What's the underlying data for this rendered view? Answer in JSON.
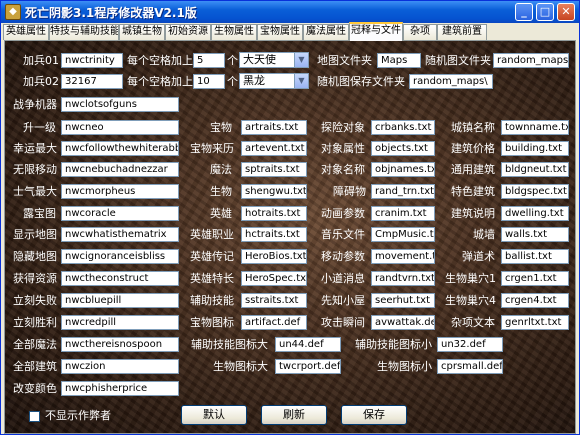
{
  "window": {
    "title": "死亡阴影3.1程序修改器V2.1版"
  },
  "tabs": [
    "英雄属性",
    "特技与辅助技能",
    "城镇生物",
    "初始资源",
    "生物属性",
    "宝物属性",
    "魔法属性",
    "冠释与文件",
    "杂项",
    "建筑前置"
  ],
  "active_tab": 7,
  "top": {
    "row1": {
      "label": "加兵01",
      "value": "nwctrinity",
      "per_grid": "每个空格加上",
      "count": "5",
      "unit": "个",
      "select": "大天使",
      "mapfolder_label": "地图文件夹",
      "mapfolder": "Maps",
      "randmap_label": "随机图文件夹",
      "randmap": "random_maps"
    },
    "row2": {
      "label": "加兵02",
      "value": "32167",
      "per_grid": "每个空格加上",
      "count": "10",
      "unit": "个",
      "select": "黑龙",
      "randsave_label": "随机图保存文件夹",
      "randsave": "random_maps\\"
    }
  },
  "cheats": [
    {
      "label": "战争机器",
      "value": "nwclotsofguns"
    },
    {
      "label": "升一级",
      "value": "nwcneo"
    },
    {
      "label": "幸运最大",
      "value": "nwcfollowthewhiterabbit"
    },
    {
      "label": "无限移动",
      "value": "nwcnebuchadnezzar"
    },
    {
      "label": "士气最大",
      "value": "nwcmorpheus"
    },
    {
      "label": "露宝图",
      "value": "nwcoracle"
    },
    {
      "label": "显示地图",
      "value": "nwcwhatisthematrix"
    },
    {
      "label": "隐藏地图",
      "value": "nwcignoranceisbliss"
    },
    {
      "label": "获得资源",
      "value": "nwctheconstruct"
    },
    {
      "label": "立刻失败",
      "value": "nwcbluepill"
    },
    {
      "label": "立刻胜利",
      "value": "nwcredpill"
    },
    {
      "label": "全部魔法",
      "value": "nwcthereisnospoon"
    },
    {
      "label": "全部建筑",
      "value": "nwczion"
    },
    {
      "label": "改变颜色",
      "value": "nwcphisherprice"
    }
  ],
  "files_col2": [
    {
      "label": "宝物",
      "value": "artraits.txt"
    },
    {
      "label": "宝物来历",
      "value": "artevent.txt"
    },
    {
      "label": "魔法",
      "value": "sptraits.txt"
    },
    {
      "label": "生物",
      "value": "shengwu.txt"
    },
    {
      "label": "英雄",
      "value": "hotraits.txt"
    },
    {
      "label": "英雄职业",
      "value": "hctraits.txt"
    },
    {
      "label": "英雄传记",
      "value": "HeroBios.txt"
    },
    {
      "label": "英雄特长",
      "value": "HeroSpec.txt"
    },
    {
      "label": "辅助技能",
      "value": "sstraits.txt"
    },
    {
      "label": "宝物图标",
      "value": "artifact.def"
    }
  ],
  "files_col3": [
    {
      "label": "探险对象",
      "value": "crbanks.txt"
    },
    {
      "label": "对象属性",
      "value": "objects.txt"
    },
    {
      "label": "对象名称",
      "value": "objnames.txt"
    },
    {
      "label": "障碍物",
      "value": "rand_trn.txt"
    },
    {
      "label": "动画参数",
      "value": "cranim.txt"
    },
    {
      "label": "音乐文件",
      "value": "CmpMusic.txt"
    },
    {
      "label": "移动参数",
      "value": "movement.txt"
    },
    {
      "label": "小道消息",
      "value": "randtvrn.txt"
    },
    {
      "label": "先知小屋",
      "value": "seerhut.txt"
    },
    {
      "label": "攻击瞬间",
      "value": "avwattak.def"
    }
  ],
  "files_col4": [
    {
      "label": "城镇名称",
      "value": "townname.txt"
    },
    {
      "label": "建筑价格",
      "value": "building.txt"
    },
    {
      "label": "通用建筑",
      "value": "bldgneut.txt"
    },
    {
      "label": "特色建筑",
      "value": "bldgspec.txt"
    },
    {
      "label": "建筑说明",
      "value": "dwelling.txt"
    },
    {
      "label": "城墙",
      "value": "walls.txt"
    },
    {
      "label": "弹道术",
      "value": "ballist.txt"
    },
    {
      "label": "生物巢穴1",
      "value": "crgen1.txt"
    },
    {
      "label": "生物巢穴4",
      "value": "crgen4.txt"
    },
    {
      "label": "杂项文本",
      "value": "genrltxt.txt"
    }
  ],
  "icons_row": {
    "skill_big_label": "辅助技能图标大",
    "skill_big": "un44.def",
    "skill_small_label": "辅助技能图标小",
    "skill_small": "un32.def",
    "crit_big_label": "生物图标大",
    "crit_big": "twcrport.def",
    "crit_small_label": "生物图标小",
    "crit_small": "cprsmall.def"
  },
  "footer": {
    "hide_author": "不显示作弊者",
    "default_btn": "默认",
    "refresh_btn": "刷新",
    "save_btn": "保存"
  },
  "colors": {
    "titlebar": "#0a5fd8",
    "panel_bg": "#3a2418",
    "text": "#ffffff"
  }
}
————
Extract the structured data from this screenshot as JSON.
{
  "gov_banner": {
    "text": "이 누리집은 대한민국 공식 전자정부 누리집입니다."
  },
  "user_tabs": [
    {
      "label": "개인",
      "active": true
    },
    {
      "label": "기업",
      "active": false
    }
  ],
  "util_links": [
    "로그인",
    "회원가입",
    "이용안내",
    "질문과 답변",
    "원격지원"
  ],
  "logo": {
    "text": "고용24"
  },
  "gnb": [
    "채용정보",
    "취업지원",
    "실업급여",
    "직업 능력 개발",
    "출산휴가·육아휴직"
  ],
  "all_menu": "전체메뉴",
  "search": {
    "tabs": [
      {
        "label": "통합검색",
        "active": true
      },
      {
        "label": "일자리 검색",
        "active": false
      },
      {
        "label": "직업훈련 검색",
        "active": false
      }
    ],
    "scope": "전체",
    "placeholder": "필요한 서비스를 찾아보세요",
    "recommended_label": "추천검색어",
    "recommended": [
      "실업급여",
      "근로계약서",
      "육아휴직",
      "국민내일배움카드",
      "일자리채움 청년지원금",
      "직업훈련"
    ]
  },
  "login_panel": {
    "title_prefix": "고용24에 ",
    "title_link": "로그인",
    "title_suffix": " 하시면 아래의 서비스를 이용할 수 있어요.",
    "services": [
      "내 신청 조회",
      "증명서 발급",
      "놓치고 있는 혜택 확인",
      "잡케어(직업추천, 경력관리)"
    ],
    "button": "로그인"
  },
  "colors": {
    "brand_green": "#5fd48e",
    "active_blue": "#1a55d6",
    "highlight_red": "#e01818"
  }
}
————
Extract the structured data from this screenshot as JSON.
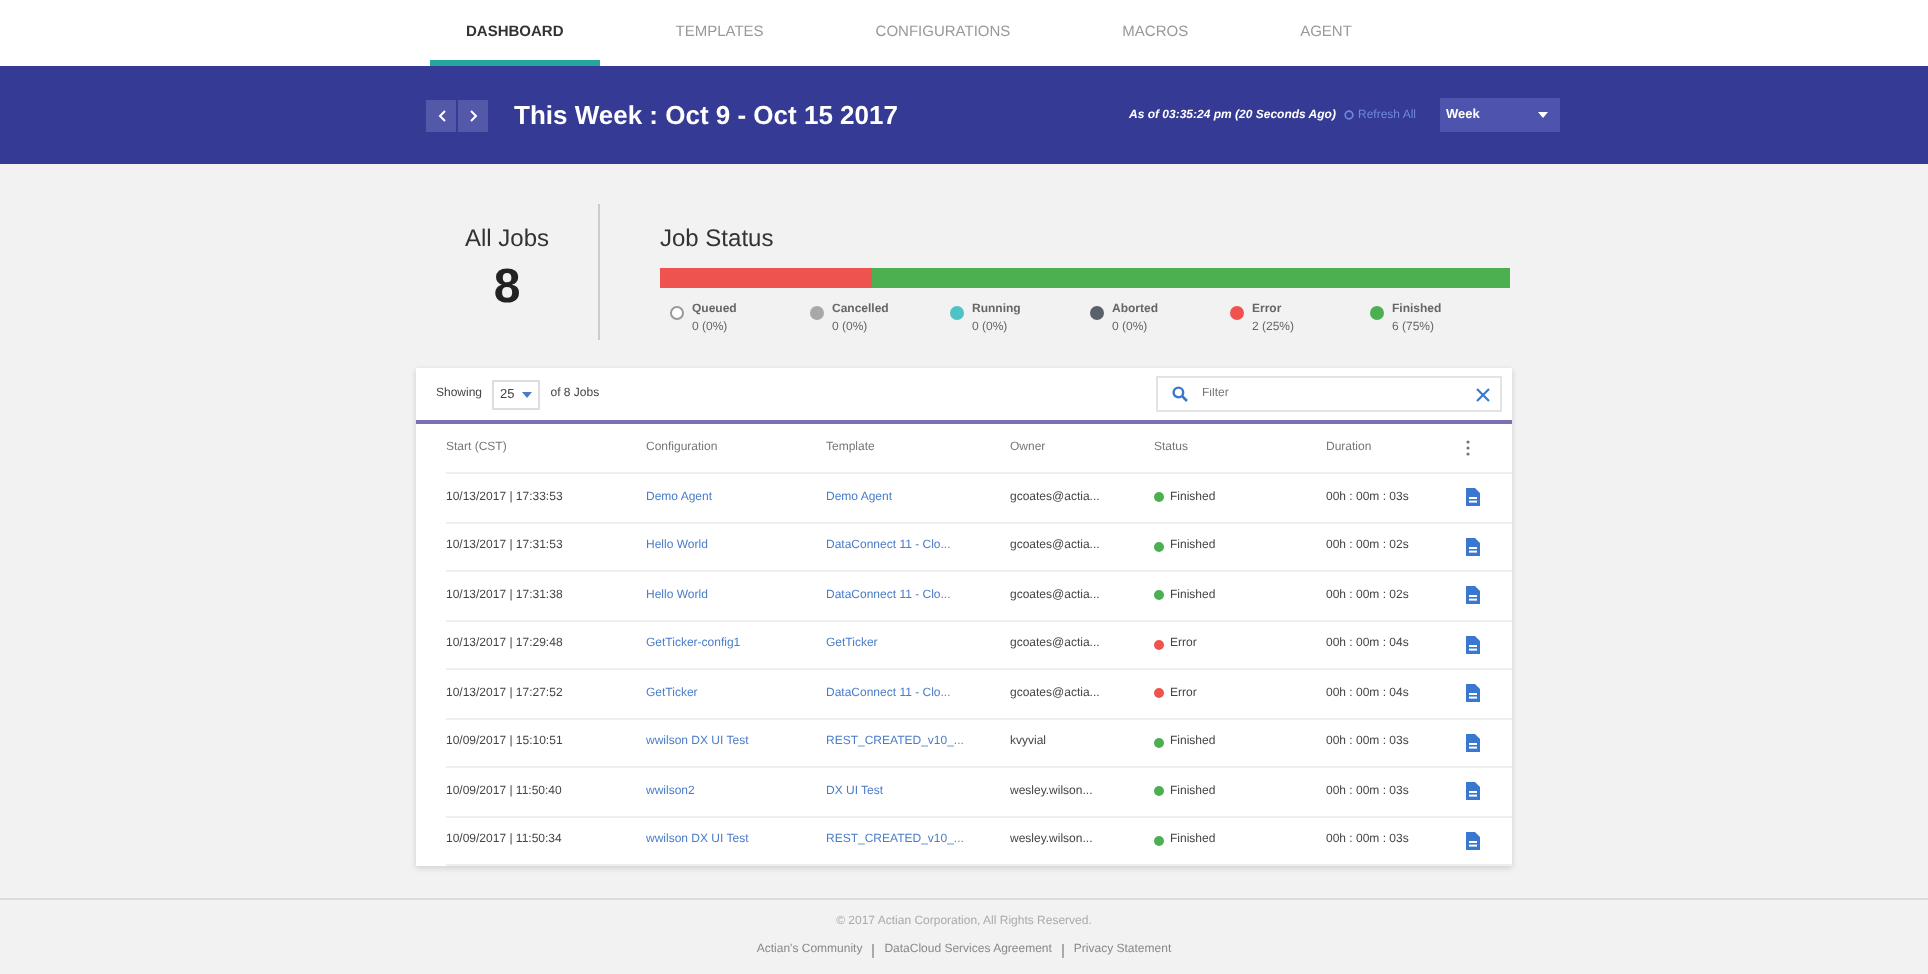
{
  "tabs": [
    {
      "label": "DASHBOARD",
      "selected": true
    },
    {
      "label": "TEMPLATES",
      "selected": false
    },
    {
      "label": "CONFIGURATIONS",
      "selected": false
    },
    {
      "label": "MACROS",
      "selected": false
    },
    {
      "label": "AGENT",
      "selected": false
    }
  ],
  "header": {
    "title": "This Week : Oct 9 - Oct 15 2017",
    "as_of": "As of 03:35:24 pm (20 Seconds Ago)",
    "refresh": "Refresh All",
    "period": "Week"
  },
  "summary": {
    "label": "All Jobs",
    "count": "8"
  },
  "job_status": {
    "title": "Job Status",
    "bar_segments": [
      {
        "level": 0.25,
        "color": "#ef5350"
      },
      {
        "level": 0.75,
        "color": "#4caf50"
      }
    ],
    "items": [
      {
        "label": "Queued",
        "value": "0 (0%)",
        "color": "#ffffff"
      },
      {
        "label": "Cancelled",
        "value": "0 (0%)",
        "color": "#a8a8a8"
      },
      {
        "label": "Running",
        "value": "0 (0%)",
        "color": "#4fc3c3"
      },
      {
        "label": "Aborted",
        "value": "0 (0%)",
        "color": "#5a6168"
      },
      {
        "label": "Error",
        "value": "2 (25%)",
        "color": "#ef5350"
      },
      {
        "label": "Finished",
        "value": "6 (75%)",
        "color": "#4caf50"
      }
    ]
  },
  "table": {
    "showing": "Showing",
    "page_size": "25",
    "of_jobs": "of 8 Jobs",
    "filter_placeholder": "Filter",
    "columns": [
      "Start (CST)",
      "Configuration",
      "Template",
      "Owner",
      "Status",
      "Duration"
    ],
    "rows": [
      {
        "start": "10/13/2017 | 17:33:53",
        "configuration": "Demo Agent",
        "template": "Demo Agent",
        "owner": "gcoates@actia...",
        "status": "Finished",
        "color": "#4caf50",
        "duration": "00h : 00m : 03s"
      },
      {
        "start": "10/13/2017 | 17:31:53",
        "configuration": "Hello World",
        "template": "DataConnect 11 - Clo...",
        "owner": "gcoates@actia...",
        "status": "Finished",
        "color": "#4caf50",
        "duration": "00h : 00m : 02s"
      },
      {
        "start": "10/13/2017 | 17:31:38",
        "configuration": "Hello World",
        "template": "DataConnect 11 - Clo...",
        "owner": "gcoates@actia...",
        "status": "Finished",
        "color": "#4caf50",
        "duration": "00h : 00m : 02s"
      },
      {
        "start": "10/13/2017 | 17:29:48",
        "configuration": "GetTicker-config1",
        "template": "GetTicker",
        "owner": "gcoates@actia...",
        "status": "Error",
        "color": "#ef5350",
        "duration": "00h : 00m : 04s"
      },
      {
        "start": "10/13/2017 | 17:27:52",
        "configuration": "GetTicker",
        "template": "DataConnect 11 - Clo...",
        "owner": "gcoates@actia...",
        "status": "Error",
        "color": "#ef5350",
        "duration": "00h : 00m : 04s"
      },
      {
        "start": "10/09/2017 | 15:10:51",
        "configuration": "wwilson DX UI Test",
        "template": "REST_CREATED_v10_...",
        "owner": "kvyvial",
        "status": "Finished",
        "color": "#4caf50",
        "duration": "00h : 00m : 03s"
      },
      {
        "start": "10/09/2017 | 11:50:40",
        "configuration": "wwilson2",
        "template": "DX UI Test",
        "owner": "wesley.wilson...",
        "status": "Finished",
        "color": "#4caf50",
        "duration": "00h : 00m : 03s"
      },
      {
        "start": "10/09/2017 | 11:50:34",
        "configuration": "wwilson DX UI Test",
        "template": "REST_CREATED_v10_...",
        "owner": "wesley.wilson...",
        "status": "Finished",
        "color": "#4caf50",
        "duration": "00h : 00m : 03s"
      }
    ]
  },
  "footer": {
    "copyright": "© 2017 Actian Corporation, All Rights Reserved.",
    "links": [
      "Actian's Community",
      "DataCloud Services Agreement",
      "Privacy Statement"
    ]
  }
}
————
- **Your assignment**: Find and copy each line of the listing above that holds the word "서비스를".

- **Problem solution**:
    "placeholder": "필요한 서비스를 찾아보세요",
    "title_suffix": " 하시면 아래의 서비스를 이용할 수 있어요.",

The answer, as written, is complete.